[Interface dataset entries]
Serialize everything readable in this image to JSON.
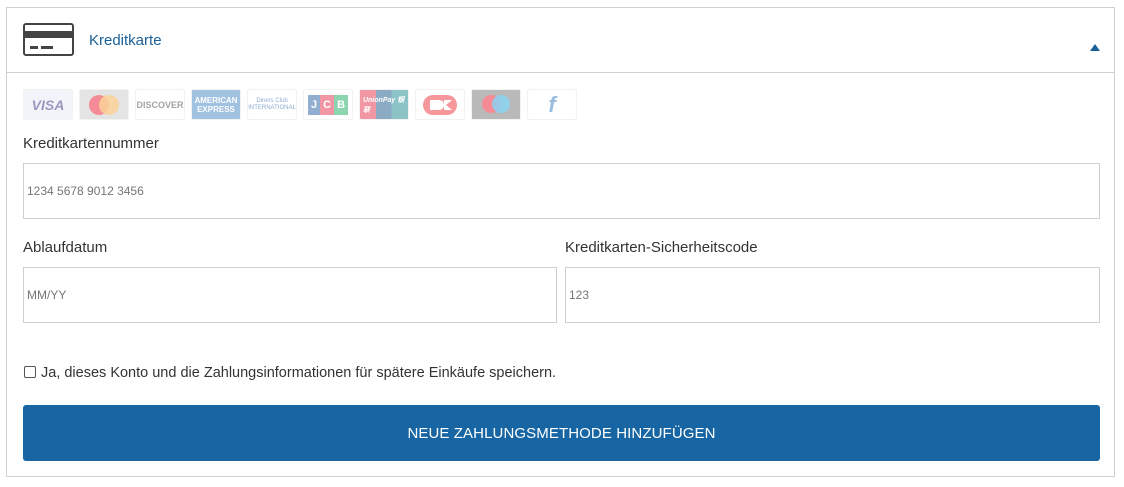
{
  "header": {
    "title": "Kreditkarte",
    "icon": "credit-card-icon",
    "toggle_icon": "chevron-up-icon"
  },
  "logos": [
    {
      "name": "visa",
      "text": "VISA"
    },
    {
      "name": "mastercard",
      "text": ""
    },
    {
      "name": "discover",
      "text": "DISCOVER"
    },
    {
      "name": "american-express",
      "text": "AMERICAN EXPRESS"
    },
    {
      "name": "diners-club",
      "text": "Diners Club INTERNATIONAL"
    },
    {
      "name": "jcb",
      "text": "JCB"
    },
    {
      "name": "unionpay",
      "text": "UnionPay 银联"
    },
    {
      "name": "dankort",
      "text": ""
    },
    {
      "name": "maestro",
      "text": ""
    },
    {
      "name": "forbrugsforeningen",
      "text": "f"
    }
  ],
  "form": {
    "card_number": {
      "label": "Kreditkartennummer",
      "placeholder": "1234 5678 9012 3456"
    },
    "expiry": {
      "label": "Ablaufdatum",
      "placeholder": "MM/YY"
    },
    "cvc": {
      "label": "Kreditkarten-Sicherheitscode",
      "placeholder": "123"
    },
    "save_checkbox": {
      "label": "Ja, dieses Konto und die Zahlungsinformationen für spätere Einkäufe speichern.",
      "checked": false
    },
    "submit_label": "NEUE ZAHLUNGSMETHODE HINZUFÜGEN"
  },
  "colors": {
    "accent": "#1766a3",
    "title": "#1a5f96",
    "border": "#cfcfcf"
  }
}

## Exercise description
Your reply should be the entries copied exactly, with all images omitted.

## Result of this task
Serialize everything readable in this image to JSON.
{
  "header": {
    "title": "Kreditkarte",
    "icon": "credit-card-icon",
    "toggle_icon": "chevron-up-icon"
  },
  "logos": [
    {
      "name": "visa",
      "text": "VISA"
    },
    {
      "name": "mastercard",
      "text": ""
    },
    {
      "name": "discover",
      "text": "DISCOVER"
    },
    {
      "name": "american-express",
      "text": "AMERICAN EXPRESS"
    },
    {
      "name": "diners-club",
      "text": "Diners Club INTERNATIONAL"
    },
    {
      "name": "jcb",
      "text": "JCB"
    },
    {
      "name": "unionpay",
      "text": "UnionPay 银联"
    },
    {
      "name": "dankort",
      "text": ""
    },
    {
      "name": "maestro",
      "text": ""
    },
    {
      "name": "forbrugsforeningen",
      "text": "f"
    }
  ],
  "form": {
    "card_number": {
      "label": "Kreditkartennummer",
      "placeholder": "1234 5678 9012 3456"
    },
    "expiry": {
      "label": "Ablaufdatum",
      "placeholder": "MM/YY"
    },
    "cvc": {
      "label": "Kreditkarten-Sicherheitscode",
      "placeholder": "123"
    },
    "save_checkbox": {
      "label": "Ja, dieses Konto und die Zahlungsinformationen für spätere Einkäufe speichern.",
      "checked": false
    },
    "submit_label": "NEUE ZAHLUNGSMETHODE HINZUFÜGEN"
  },
  "colors": {
    "accent": "#1766a3",
    "title": "#1a5f96",
    "border": "#cfcfcf"
  }
}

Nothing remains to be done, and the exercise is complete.